Activity: From the line that contains "Output a JSON" to the end of the records below, copy every line exactly. Both the first and last of these lines count.

──────── Input records ────────

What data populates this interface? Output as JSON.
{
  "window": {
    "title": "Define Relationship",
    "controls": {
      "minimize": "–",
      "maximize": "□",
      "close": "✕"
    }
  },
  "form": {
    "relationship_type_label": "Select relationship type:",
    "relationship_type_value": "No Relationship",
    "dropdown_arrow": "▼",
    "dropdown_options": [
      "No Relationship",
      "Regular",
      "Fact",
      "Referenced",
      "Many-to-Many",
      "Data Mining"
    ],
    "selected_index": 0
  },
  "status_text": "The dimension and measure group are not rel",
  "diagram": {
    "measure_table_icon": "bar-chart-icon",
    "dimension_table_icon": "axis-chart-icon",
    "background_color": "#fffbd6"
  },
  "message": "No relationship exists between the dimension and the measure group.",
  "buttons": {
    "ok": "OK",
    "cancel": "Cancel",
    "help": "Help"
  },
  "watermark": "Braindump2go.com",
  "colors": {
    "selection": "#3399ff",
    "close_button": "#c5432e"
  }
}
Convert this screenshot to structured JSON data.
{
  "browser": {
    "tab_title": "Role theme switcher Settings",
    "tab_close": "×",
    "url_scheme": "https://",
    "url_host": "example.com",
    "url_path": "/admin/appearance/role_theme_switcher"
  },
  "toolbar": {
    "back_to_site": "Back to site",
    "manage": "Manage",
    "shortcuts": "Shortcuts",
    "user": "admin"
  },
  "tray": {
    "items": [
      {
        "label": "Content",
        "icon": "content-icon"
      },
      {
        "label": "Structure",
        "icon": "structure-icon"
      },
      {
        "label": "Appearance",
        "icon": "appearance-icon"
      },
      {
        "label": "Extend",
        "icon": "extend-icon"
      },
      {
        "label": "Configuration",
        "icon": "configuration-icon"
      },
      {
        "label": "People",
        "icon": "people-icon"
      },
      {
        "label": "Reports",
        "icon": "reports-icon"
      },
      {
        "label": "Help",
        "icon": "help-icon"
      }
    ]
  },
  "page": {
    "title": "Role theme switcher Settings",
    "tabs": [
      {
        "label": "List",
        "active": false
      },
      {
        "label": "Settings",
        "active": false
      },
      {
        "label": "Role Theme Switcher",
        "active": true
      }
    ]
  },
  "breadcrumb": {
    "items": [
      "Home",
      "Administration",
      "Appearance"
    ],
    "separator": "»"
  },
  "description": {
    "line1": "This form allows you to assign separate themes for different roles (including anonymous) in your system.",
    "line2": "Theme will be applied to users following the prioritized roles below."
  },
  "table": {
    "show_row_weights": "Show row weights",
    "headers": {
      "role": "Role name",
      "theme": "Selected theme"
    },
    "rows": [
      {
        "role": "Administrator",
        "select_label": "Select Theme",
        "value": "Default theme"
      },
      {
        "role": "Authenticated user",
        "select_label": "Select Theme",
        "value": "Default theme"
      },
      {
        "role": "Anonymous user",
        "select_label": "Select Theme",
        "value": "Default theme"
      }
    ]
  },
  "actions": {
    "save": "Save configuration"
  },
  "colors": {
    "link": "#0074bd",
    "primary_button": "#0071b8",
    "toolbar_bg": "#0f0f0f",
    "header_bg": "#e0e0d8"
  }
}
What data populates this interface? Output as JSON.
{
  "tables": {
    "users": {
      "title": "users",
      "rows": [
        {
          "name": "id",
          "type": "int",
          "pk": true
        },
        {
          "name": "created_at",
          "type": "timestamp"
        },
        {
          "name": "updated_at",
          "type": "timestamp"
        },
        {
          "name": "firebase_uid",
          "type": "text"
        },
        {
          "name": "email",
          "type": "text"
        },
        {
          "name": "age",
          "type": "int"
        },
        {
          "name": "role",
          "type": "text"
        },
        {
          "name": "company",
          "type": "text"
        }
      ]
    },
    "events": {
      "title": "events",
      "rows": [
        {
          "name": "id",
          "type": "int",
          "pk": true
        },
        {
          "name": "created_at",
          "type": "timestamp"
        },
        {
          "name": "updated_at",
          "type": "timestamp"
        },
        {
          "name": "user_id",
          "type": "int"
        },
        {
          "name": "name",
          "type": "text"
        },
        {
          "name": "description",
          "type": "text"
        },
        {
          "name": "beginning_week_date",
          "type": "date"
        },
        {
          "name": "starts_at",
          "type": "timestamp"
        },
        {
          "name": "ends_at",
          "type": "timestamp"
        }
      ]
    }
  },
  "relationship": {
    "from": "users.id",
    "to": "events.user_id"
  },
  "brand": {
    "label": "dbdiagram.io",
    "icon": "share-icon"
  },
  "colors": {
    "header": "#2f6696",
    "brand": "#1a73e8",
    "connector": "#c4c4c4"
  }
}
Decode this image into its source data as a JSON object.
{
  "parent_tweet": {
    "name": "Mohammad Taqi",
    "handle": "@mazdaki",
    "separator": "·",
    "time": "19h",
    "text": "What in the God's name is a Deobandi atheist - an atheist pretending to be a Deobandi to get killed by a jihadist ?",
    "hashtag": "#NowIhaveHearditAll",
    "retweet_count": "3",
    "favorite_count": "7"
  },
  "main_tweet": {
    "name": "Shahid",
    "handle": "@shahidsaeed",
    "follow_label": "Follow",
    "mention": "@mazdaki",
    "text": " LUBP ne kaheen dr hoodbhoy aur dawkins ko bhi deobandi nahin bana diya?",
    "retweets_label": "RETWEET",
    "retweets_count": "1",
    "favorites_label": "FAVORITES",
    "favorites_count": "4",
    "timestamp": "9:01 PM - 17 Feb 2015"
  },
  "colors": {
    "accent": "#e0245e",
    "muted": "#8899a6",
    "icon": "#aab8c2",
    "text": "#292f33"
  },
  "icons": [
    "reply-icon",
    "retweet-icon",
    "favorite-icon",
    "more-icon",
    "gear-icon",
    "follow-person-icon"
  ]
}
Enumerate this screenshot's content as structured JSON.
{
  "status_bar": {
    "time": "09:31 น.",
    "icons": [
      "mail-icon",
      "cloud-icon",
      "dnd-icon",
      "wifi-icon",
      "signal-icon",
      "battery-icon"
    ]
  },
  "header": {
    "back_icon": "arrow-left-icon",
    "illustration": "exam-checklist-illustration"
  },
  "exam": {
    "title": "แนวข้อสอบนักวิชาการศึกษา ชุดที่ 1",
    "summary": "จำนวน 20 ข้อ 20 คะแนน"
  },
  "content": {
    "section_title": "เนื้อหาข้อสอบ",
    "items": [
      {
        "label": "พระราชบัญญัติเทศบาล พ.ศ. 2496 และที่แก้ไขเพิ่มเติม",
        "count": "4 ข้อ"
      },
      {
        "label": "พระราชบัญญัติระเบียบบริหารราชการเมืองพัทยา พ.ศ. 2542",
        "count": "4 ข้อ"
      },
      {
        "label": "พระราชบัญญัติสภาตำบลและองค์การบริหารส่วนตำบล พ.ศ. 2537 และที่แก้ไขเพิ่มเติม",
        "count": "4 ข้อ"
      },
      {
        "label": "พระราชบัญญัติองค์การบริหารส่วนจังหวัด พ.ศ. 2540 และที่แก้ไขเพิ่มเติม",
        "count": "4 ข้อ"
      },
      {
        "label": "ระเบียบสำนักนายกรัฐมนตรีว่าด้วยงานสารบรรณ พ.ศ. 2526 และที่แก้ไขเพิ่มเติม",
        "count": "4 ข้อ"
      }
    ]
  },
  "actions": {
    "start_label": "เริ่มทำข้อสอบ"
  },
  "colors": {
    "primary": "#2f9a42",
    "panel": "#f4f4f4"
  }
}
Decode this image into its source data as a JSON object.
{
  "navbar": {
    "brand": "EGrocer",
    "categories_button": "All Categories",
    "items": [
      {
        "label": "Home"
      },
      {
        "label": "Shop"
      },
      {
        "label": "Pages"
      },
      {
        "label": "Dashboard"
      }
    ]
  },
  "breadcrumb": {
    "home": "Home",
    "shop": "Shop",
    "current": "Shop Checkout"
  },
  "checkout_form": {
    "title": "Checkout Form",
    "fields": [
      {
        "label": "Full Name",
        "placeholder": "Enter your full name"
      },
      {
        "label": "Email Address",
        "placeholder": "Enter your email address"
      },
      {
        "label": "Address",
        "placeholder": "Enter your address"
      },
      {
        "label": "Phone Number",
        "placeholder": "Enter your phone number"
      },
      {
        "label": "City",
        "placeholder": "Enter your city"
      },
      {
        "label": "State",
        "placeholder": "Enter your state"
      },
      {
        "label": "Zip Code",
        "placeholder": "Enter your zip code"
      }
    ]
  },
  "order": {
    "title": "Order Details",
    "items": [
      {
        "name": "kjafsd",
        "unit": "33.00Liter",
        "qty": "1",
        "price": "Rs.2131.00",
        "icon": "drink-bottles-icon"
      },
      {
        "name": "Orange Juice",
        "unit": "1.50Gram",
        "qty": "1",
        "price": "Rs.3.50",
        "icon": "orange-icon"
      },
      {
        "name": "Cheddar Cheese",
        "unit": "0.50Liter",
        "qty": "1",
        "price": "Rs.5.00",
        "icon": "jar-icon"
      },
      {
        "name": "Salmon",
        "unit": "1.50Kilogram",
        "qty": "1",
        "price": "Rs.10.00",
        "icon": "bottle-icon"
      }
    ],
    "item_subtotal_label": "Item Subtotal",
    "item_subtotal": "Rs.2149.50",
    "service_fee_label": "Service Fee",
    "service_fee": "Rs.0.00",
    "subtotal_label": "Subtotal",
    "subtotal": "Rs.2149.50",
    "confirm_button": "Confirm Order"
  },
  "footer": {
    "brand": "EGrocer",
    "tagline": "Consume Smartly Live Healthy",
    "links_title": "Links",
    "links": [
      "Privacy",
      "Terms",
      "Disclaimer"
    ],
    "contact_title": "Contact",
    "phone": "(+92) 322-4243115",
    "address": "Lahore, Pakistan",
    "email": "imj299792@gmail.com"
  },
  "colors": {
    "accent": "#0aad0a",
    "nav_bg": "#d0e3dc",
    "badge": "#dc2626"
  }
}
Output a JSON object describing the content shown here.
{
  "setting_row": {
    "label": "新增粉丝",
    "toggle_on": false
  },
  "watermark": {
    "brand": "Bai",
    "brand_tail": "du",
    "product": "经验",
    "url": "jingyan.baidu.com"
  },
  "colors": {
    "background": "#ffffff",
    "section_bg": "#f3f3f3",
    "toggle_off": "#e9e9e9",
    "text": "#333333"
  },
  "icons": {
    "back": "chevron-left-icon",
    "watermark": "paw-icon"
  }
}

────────

Result for this exercise:
Output a JSON object describing the content shown here.
{
  "setting_row": {
    "label": "新增粉丝",
    "toggle_on": false
  },
  "watermark": {
    "brand": "Bai",
    "brand_tail": "du",
    "product": "经验",
    "url": "jingyan.baidu.com"
  },
  "colors": {
    "background": "#ffffff",
    "section_bg": "#f3f3f3",
    "toggle_off": "#e9e9e9",
    "text": "#333333"
  },
  "icons": {
    "back": "chevron-left-icon",
    "watermark": "paw-icon"
  }
}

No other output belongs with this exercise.